● **Data listing**
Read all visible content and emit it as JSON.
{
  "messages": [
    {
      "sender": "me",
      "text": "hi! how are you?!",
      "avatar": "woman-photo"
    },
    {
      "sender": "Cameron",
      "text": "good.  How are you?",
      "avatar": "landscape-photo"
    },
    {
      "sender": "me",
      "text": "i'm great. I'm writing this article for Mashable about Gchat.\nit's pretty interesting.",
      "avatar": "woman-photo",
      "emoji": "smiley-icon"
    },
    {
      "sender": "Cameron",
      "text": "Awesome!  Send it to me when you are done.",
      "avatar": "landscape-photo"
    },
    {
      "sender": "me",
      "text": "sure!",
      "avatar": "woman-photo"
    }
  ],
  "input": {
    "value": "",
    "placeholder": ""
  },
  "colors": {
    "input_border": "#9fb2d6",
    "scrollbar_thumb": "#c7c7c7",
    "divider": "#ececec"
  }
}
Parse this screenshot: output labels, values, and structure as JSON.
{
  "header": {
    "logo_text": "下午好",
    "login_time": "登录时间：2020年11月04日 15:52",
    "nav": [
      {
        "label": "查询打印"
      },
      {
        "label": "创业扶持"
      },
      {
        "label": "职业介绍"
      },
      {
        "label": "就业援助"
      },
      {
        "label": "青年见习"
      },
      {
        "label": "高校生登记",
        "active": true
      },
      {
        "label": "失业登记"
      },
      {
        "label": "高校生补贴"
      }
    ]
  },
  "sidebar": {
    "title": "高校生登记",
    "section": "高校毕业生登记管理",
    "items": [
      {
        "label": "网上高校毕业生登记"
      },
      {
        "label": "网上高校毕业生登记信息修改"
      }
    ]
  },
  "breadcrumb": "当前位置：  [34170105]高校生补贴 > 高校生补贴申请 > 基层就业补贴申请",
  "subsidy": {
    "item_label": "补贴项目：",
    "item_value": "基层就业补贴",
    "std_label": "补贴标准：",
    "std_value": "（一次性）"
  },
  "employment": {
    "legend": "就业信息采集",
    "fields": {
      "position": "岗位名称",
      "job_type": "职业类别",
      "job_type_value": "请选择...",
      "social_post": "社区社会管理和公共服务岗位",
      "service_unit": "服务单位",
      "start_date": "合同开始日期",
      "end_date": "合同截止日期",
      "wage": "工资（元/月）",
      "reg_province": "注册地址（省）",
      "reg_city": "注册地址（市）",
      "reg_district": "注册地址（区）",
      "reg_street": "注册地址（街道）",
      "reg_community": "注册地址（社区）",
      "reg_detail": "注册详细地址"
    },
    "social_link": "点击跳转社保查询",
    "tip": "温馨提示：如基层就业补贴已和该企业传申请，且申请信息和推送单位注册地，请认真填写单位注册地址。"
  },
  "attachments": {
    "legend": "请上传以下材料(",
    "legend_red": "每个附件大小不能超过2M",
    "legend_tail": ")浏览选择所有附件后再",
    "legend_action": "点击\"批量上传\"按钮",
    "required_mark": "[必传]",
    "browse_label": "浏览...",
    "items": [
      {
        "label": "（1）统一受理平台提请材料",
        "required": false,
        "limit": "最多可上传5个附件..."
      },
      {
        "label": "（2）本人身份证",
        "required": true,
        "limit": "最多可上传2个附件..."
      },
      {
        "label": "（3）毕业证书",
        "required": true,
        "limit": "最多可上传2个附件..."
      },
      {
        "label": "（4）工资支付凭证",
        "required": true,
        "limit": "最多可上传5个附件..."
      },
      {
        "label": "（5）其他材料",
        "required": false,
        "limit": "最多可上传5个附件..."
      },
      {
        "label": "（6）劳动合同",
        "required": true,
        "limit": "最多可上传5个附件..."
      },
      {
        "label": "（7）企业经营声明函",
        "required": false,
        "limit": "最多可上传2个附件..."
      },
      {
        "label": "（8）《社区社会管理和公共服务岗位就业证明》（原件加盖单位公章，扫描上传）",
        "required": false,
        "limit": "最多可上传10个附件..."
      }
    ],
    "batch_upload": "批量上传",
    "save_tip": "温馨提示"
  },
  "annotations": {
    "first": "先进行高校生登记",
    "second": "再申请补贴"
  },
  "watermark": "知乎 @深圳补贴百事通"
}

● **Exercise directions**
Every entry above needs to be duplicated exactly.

● **Exercise response**
Read all visible content and emit it as JSON.
{
  "messages": [
    {
      "sender": "me",
      "text": "hi! how are you?!",
      "avatar": "woman-photo"
    },
    {
      "sender": "Cameron",
      "text": "good.  How are you?",
      "avatar": "landscape-photo"
    },
    {
      "sender": "me",
      "text": "i'm great. I'm writing this article for Mashable about Gchat.\nit's pretty interesting.",
      "avatar": "woman-photo",
      "emoji": "smiley-icon"
    },
    {
      "sender": "Cameron",
      "text": "Awesome!  Send it to me when you are done.",
      "avatar": "landscape-photo"
    },
    {
      "sender": "me",
      "text": "sure!",
      "avatar": "woman-photo"
    }
  ],
  "input": {
    "value": "",
    "placeholder": ""
  },
  "colors": {
    "input_border": "#9fb2d6",
    "scrollbar_thumb": "#c7c7c7",
    "divider": "#ececec"
  }
}
Parse this screenshot: output labels, values, and structure as JSON.
{
  "header": {
    "logo_text": "下午好",
    "login_time": "登录时间：2020年11月04日 15:52",
    "nav": [
      {
        "label": "查询打印"
      },
      {
        "label": "创业扶持"
      },
      {
        "label": "职业介绍"
      },
      {
        "label": "就业援助"
      },
      {
        "label": "青年见习"
      },
      {
        "label": "高校生登记",
        "active": true
      },
      {
        "label": "失业登记"
      },
      {
        "label": "高校生补贴"
      }
    ]
  },
  "sidebar": {
    "title": "高校生登记",
    "section": "高校毕业生登记管理",
    "items": [
      {
        "label": "网上高校毕业生登记"
      },
      {
        "label": "网上高校毕业生登记信息修改"
      }
    ]
  },
  "breadcrumb": "当前位置：  [34170105]高校生补贴 > 高校生补贴申请 > 基层就业补贴申请",
  "subsidy": {
    "item_label": "补贴项目：",
    "item_value": "基层就业补贴",
    "std_label": "补贴标准：",
    "std_value": "（一次性）"
  },
  "employment": {
    "legend": "就业信息采集",
    "fields": {
      "position": "岗位名称",
      "job_type": "职业类别",
      "job_type_value": "请选择...",
      "social_post": "社区社会管理和公共服务岗位",
      "service_unit": "服务单位",
      "start_date": "合同开始日期",
      "end_date": "合同截止日期",
      "wage": "工资（元/月）",
      "reg_province": "注册地址（省）",
      "reg_city": "注册地址（市）",
      "reg_district": "注册地址（区）",
      "reg_street": "注册地址（街道）",
      "reg_community": "注册地址（社区）",
      "reg_detail": "注册详细地址"
    },
    "social_link": "点击跳转社保查询",
    "tip": "温馨提示：如基层就业补贴已和该企业传申请，且申请信息和推送单位注册地，请认真填写单位注册地址。"
  },
  "attachments": {
    "legend": "请上传以下材料(",
    "legend_red": "每个附件大小不能超过2M",
    "legend_tail": ")浏览选择所有附件后再",
    "legend_action": "点击\"批量上传\"按钮",
    "required_mark": "[必传]",
    "browse_label": "浏览...",
    "items": [
      {
        "label": "（1）统一受理平台提请材料",
        "required": false,
        "limit": "最多可上传5个附件..."
      },
      {
        "label": "（2）本人身份证",
        "required": true,
        "limit": "最多可上传2个附件..."
      },
      {
        "label": "（3）毕业证书",
        "required": true,
        "limit": "最多可上传2个附件..."
      },
      {
        "label": "（4）工资支付凭证",
        "required": true,
        "limit": "最多可上传5个附件..."
      },
      {
        "label": "（5）其他材料",
        "required": false,
        "limit": "最多可上传5个附件..."
      },
      {
        "label": "（6）劳动合同",
        "required": true,
        "limit": "最多可上传5个附件..."
      },
      {
        "label": "（7）企业经营声明函",
        "required": false,
        "limit": "最多可上传2个附件..."
      },
      {
        "label": "（8）《社区社会管理和公共服务岗位就业证明》（原件加盖单位公章，扫描上传）",
        "required": false,
        "limit": "最多可上传10个附件..."
      }
    ],
    "batch_upload": "批量上传",
    "save_tip": "温馨提示"
  },
  "annotations": {
    "first": "先进行高校生登记",
    "second": "再申请补贴"
  },
  "watermark": "知乎 @深圳补贴百事通"
}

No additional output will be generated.